ASSIGNED TASK -
Make an exact copy of all the data, pictures excluded.

[Items from a dataset]
#####

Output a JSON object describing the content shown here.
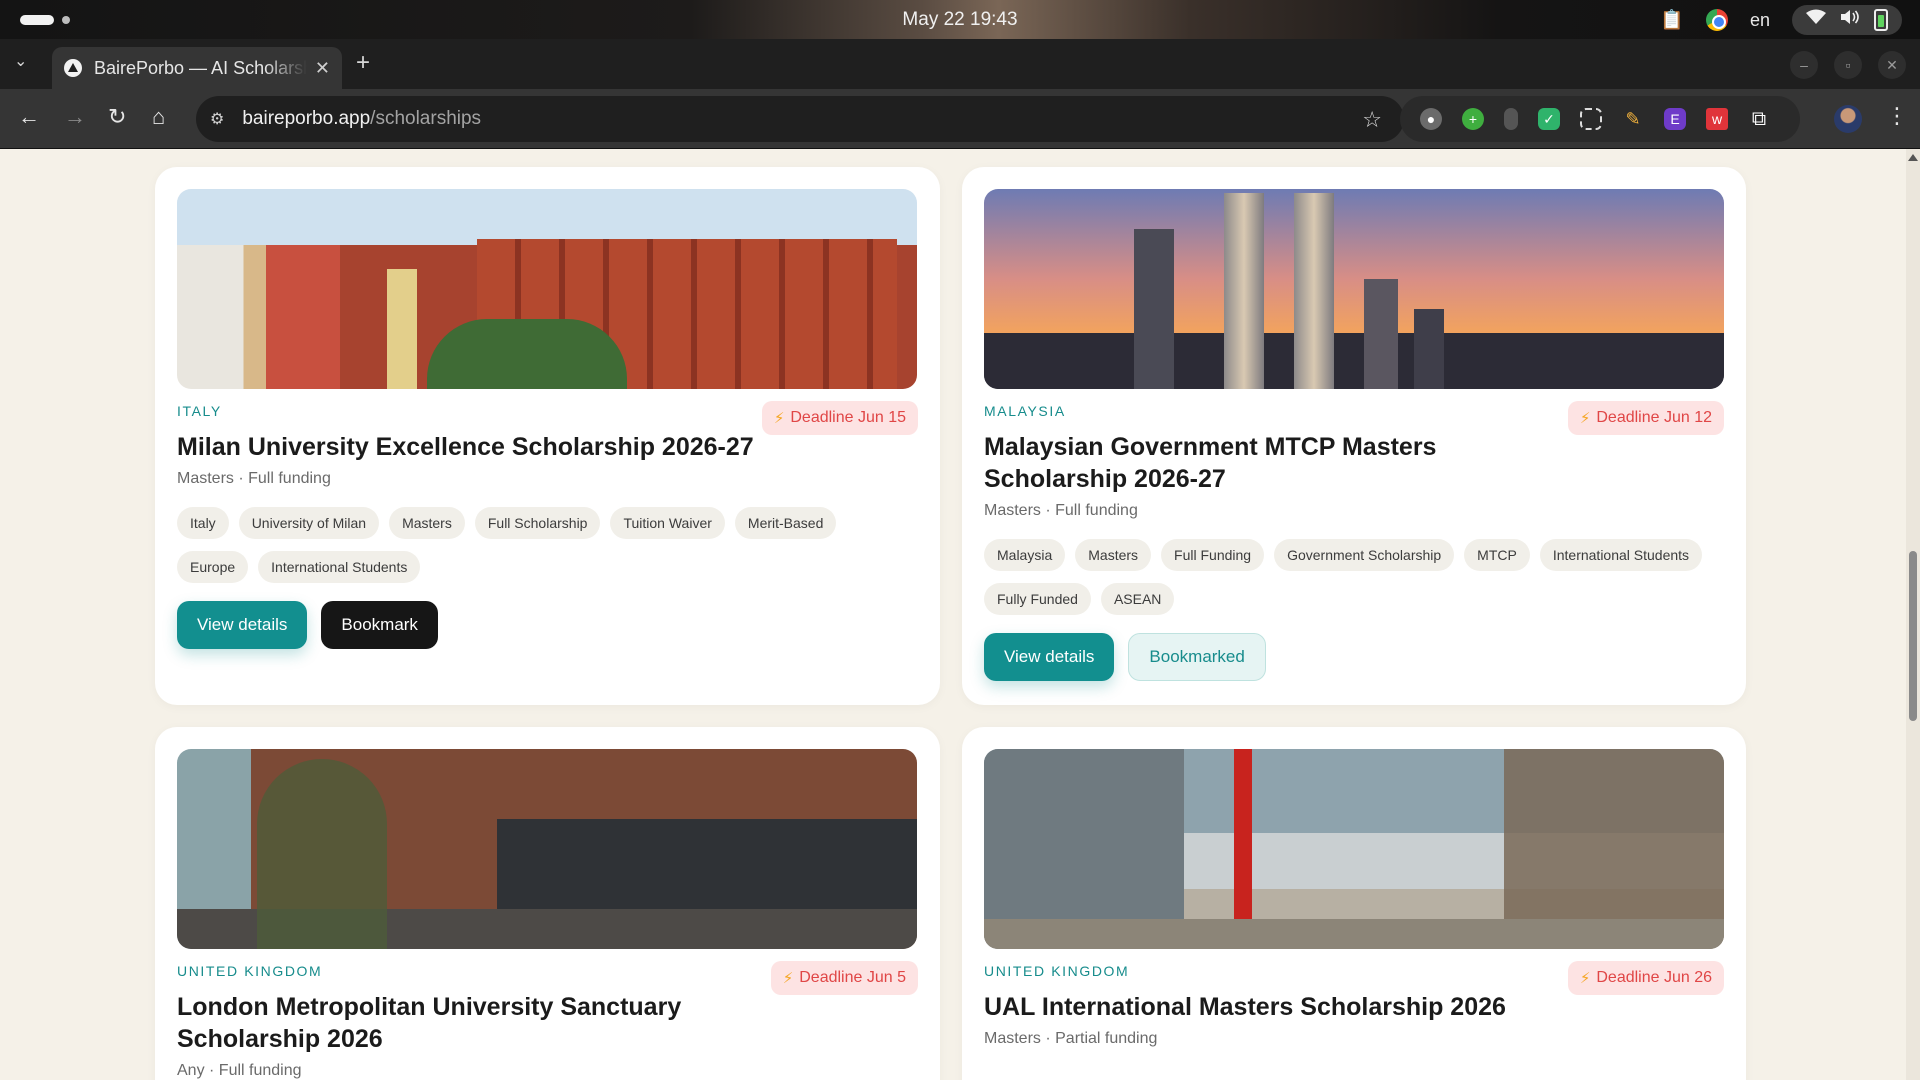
{
  "os": {
    "clock": "May 22  19:43",
    "language": "en"
  },
  "browser": {
    "tab_title": "BairePorbo — AI Scholarship",
    "url_host": "baireporbo.app",
    "url_path": "/scholarships"
  },
  "colors": {
    "accent": "#128f8f",
    "deadline_text": "#e04646",
    "deadline_bg": "#fde3e3",
    "page_bg": "#f5f1e8"
  },
  "cards": [
    {
      "country": "ITALY",
      "deadline": "Deadline Jun 15",
      "title": "Milan University Excellence Scholarship 2026-27",
      "meta": "Masters · Full funding",
      "tags": [
        "Italy",
        "University of Milan",
        "Masters",
        "Full Scholarship",
        "Tuition Waiver",
        "Merit-Based",
        "Europe",
        "International Students"
      ],
      "view_label": "View details",
      "bookmark_label": "Bookmark"
    },
    {
      "country": "MALAYSIA",
      "deadline": "Deadline Jun 12",
      "title": "Malaysian Government MTCP Masters Scholarship 2026-27",
      "meta": "Masters · Full funding",
      "tags": [
        "Malaysia",
        "Masters",
        "Full Funding",
        "Government Scholarship",
        "MTCP",
        "International Students",
        "Fully Funded",
        "ASEAN"
      ],
      "view_label": "View details",
      "bookmark_label": "Bookmarked"
    },
    {
      "country": "UNITED KINGDOM",
      "deadline": "Deadline Jun 5",
      "title": "London Metropolitan University Sanctuary Scholarship 2026",
      "meta": "Any · Full funding"
    },
    {
      "country": "UNITED KINGDOM",
      "deadline": "Deadline Jun 26",
      "title": "UAL International Masters Scholarship 2026",
      "meta": "Masters · Partial funding"
    }
  ]
}
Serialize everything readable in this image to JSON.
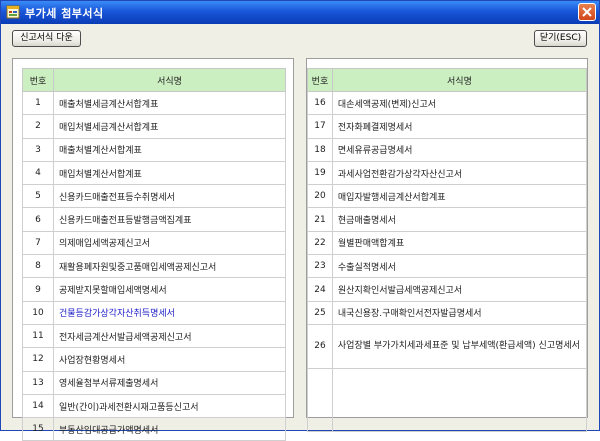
{
  "window": {
    "title": "부가세 첨부서식",
    "colors": {
      "titlebar": "#1956d8",
      "header_bg": "#ccefc2",
      "link": "#2222c8"
    }
  },
  "toolbar": {
    "download_label": "신고서식 다운",
    "close_label": "닫기(ESC)"
  },
  "table_headers": {
    "num": "번호",
    "name": "서식명"
  },
  "left_table": [
    {
      "num": "1",
      "name": "매출처별세금계산서합계표"
    },
    {
      "num": "2",
      "name": "매입처별세금계산서합계표"
    },
    {
      "num": "3",
      "name": "매출처별계산서합계표"
    },
    {
      "num": "4",
      "name": "매입처별계산서합계표"
    },
    {
      "num": "5",
      "name": "신용카드매출전표등수취명세서"
    },
    {
      "num": "6",
      "name": "신용카드매출전표등발행금액집계표"
    },
    {
      "num": "7",
      "name": "의제매입세액공제신고서"
    },
    {
      "num": "8",
      "name": "재활용폐자원및중고품매입세액공제신고서"
    },
    {
      "num": "9",
      "name": "공제받지못할매입세액명세서"
    },
    {
      "num": "10",
      "name": "건물등감가상각자산취득명세서"
    },
    {
      "num": "11",
      "name": "전자세금계산서발급세액공제신고서"
    },
    {
      "num": "12",
      "name": "사업장현황명세서"
    },
    {
      "num": "13",
      "name": "영세율첨부서류제출명세서"
    },
    {
      "num": "14",
      "name": "일반(간이)과세전환시재고품등신고서"
    },
    {
      "num": "15",
      "name": "부동산임대공급가액명세서"
    }
  ],
  "right_table": [
    {
      "num": "16",
      "name": "대손세액공제(변제)신고서"
    },
    {
      "num": "17",
      "name": "전자화폐결제명세서"
    },
    {
      "num": "18",
      "name": "면세유류공급명세서"
    },
    {
      "num": "19",
      "name": "과세사업전환감가상각자산신고서"
    },
    {
      "num": "20",
      "name": "매입자발행세금계산서합계표"
    },
    {
      "num": "21",
      "name": "현금매출명세서"
    },
    {
      "num": "22",
      "name": "월별판매액합계표"
    },
    {
      "num": "23",
      "name": "수출실적명세서"
    },
    {
      "num": "24",
      "name": "원산지확인서발급세액공제신고서"
    },
    {
      "num": "25",
      "name": "내국신용장.구매확인서전자발급명세서"
    },
    {
      "num": "26",
      "name": "사업장별 부가가치세과세표준 및 납부세액(환급세액) 신고명세서"
    }
  ]
}
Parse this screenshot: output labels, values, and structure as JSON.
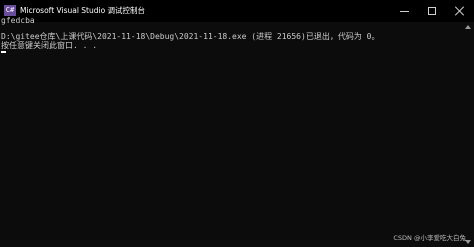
{
  "window": {
    "title": "Microsoft Visual Studio 调试控制台",
    "icon_text": "C#",
    "icon_color": "#6a4c9c"
  },
  "console": {
    "lines": [
      "gfedcba",
      "D:\\gitee仓库\\上课代码\\2021-11-18\\Debug\\2021-11-18.exe (进程 21656)已退出，代码为 0。",
      "按任意键关闭此窗口. . ."
    ],
    "text_color": "#cccccc",
    "background": "#0c0c0c"
  },
  "watermark": "CSDN @小李爱吃大白兔"
}
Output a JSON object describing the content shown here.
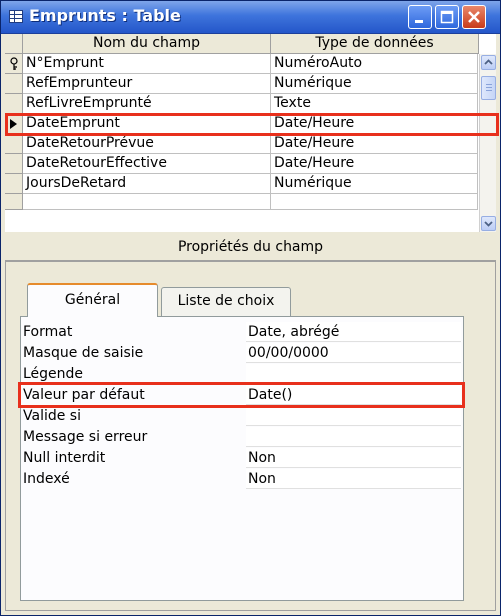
{
  "window": {
    "title": "Emprunts : Table",
    "icon": "table-icon",
    "controls": [
      "minimize-icon",
      "maximize-icon",
      "close-icon"
    ]
  },
  "grid": {
    "headers": {
      "name": "Nom du champ",
      "type": "Type de données"
    },
    "rows": [
      {
        "name": "N°Emprunt",
        "type": "NuméroAuto",
        "selector": "key-icon"
      },
      {
        "name": "RefEmprunteur",
        "type": "Numérique",
        "selector": ""
      },
      {
        "name": "RefLivreEmprunté",
        "type": "Texte",
        "selector": ""
      },
      {
        "name": "DateEmprunt",
        "type": "Date/Heure",
        "selector": "current-row-arrow-icon"
      },
      {
        "name": "DateRetourPrévue",
        "type": "Date/Heure",
        "selector": ""
      },
      {
        "name": "DateRetourEffective",
        "type": "Date/Heure",
        "selector": ""
      },
      {
        "name": "JoursDeRetard",
        "type": "Numérique",
        "selector": ""
      }
    ]
  },
  "properties": {
    "title": "Propriétés du champ",
    "tabs": [
      "Général",
      "Liste de choix"
    ],
    "active_tab": "Général",
    "rows": [
      {
        "label": "Format",
        "value": "Date, abrégé"
      },
      {
        "label": "Masque de saisie",
        "value": "00/00/0000"
      },
      {
        "label": "Légende",
        "value": ""
      },
      {
        "label": "Valeur par défaut",
        "value": "Date()"
      },
      {
        "label": "Valide si",
        "value": ""
      },
      {
        "label": "Message si erreur",
        "value": ""
      },
      {
        "label": "Null interdit",
        "value": "Non"
      },
      {
        "label": "Indexé",
        "value": "Non"
      }
    ]
  },
  "colors": {
    "highlight": "#e8301c",
    "titlebar": "#2f62d6",
    "tab_accent": "#e68b2c"
  }
}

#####

WRITTEN REPLY -
Output a JSON object describing the content shown here.
{
  "os": {
    "clock": "May 22  19:43",
    "language": "en"
  },
  "browser": {
    "tab_title": "BairePorbo — AI Scholarship",
    "url_host": "baireporbo.app",
    "url_path": "/scholarships"
  },
  "colors": {
    "accent": "#128f8f",
    "deadline_text": "#e04646",
    "deadline_bg": "#fde3e3",
    "page_bg": "#f5f1e8"
  },
  "cards": [
    {
      "country": "ITALY",
      "deadline": "Deadline Jun 15",
      "title": "Milan University Excellence Scholarship 2026-27",
      "meta": "Masters · Full funding",
      "tags": [
        "Italy",
        "University of Milan",
        "Masters",
        "Full Scholarship",
        "Tuition Waiver",
        "Merit-Based",
        "Europe",
        "International Students"
      ],
      "view_label": "View details",
      "bookmark_label": "Bookmark"
    },
    {
      "country": "MALAYSIA",
      "deadline": "Deadline Jun 12",
      "title": "Malaysian Government MTCP Masters Scholarship 2026-27",
      "meta": "Masters · Full funding",
      "tags": [
        "Malaysia",
        "Masters",
        "Full Funding",
        "Government Scholarship",
        "MTCP",
        "International Students",
        "Fully Funded",
        "ASEAN"
      ],
      "view_label": "View details",
      "bookmark_label": "Bookmarked"
    },
    {
      "country": "UNITED KINGDOM",
      "deadline": "Deadline Jun 5",
      "title": "London Metropolitan University Sanctuary Scholarship 2026",
      "meta": "Any · Full funding"
    },
    {
      "country": "UNITED KINGDOM",
      "deadline": "Deadline Jun 26",
      "title": "UAL International Masters Scholarship 2026",
      "meta": "Masters · Partial funding"
    }
  ]
}
Serialize everything readable in this image to JSON.
{
  "window": {
    "title": "부가세 첨부서식",
    "colors": {
      "titlebar": "#1956d8",
      "header_bg": "#ccefc2",
      "link": "#2222c8"
    }
  },
  "toolbar": {
    "download_label": "신고서식 다운",
    "close_label": "닫기(ESC)"
  },
  "table_headers": {
    "num": "번호",
    "name": "서식명"
  },
  "left_table": [
    {
      "num": "1",
      "name": "매출처별세금계산서합계표"
    },
    {
      "num": "2",
      "name": "매입처별세금계산서합계표"
    },
    {
      "num": "3",
      "name": "매출처별계산서합계표"
    },
    {
      "num": "4",
      "name": "매입처별계산서합계표"
    },
    {
      "num": "5",
      "name": "신용카드매출전표등수취명세서"
    },
    {
      "num": "6",
      "name": "신용카드매출전표등발행금액집계표"
    },
    {
      "num": "7",
      "name": "의제매입세액공제신고서"
    },
    {
      "num": "8",
      "name": "재활용폐자원및중고품매입세액공제신고서"
    },
    {
      "num": "9",
      "name": "공제받지못할매입세액명세서"
    },
    {
      "num": "10",
      "name": "건물등감가상각자산취득명세서"
    },
    {
      "num": "11",
      "name": "전자세금계산서발급세액공제신고서"
    },
    {
      "num": "12",
      "name": "사업장현황명세서"
    },
    {
      "num": "13",
      "name": "영세율첨부서류제출명세서"
    },
    {
      "num": "14",
      "name": "일반(간이)과세전환시재고품등신고서"
    },
    {
      "num": "15",
      "name": "부동산임대공급가액명세서"
    }
  ],
  "right_table": [
    {
      "num": "16",
      "name": "대손세액공제(변제)신고서"
    },
    {
      "num": "17",
      "name": "전자화폐결제명세서"
    },
    {
      "num": "18",
      "name": "면세유류공급명세서"
    },
    {
      "num": "19",
      "name": "과세사업전환감가상각자산신고서"
    },
    {
      "num": "20",
      "name": "매입자발행세금계산서합계표"
    },
    {
      "num": "21",
      "name": "현금매출명세서"
    },
    {
      "num": "22",
      "name": "월별판매액합계표"
    },
    {
      "num": "23",
      "name": "수출실적명세서"
    },
    {
      "num": "24",
      "name": "원산지확인서발급세액공제신고서"
    },
    {
      "num": "25",
      "name": "내국신용장.구매확인서전자발급명세서"
    },
    {
      "num": "26",
      "name": "사업장별 부가가치세과세표준 및 납부세액(환급세액) 신고명세서"
    }
  ]
}
Parse this screenshot: output labels, values, and structure as JSON.
{
  "window": {
    "title": "Microsoft Visual Studio 调试控制台",
    "icon_text": "C#",
    "icon_color": "#6a4c9c"
  },
  "console": {
    "lines": [
      "gfedcba",
      "D:\\gitee仓库\\上课代码\\2021-11-18\\Debug\\2021-11-18.exe (进程 21656)已退出，代码为 0。",
      "按任意键关闭此窗口. . ."
    ],
    "text_color": "#cccccc",
    "background": "#0c0c0c"
  },
  "watermark": "CSDN @小李爱吃大白兔"
}
Output a JSON object describing the content shown here.
{
  "window": {
    "title": "Emprunts : Table",
    "icon": "table-icon",
    "controls": [
      "minimize-icon",
      "maximize-icon",
      "close-icon"
    ]
  },
  "grid": {
    "headers": {
      "name": "Nom du champ",
      "type": "Type de données"
    },
    "rows": [
      {
        "name": "N°Emprunt",
        "type": "NuméroAuto",
        "selector": "key-icon"
      },
      {
        "name": "RefEmprunteur",
        "type": "Numérique",
        "selector": ""
      },
      {
        "name": "RefLivreEmprunté",
        "type": "Texte",
        "selector": ""
      },
      {
        "name": "DateEmprunt",
        "type": "Date/Heure",
        "selector": "current-row-arrow-icon"
      },
      {
        "name": "DateRetourPrévue",
        "type": "Date/Heure",
        "selector": ""
      },
      {
        "name": "DateRetourEffective",
        "type": "Date/Heure",
        "selector": ""
      },
      {
        "name": "JoursDeRetard",
        "type": "Numérique",
        "selector": ""
      }
    ]
  },
  "properties": {
    "title": "Propriétés du champ",
    "tabs": [
      "Général",
      "Liste de choix"
    ],
    "active_tab": "Général",
    "rows": [
      {
        "label": "Format",
        "value": "Date, abrégé"
      },
      {
        "label": "Masque de saisie",
        "value": "00/00/0000"
      },
      {
        "label": "Légende",
        "value": ""
      },
      {
        "label": "Valeur par défaut",
        "value": "Date()"
      },
      {
        "label": "Valide si",
        "value": ""
      },
      {
        "label": "Message si erreur",
        "value": ""
      },
      {
        "label": "Null interdit",
        "value": "Non"
      },
      {
        "label": "Indexé",
        "value": "Non"
      }
    ]
  },
  "colors": {
    "highlight": "#e8301c",
    "titlebar": "#2f62d6",
    "tab_accent": "#e68b2c"
  }
}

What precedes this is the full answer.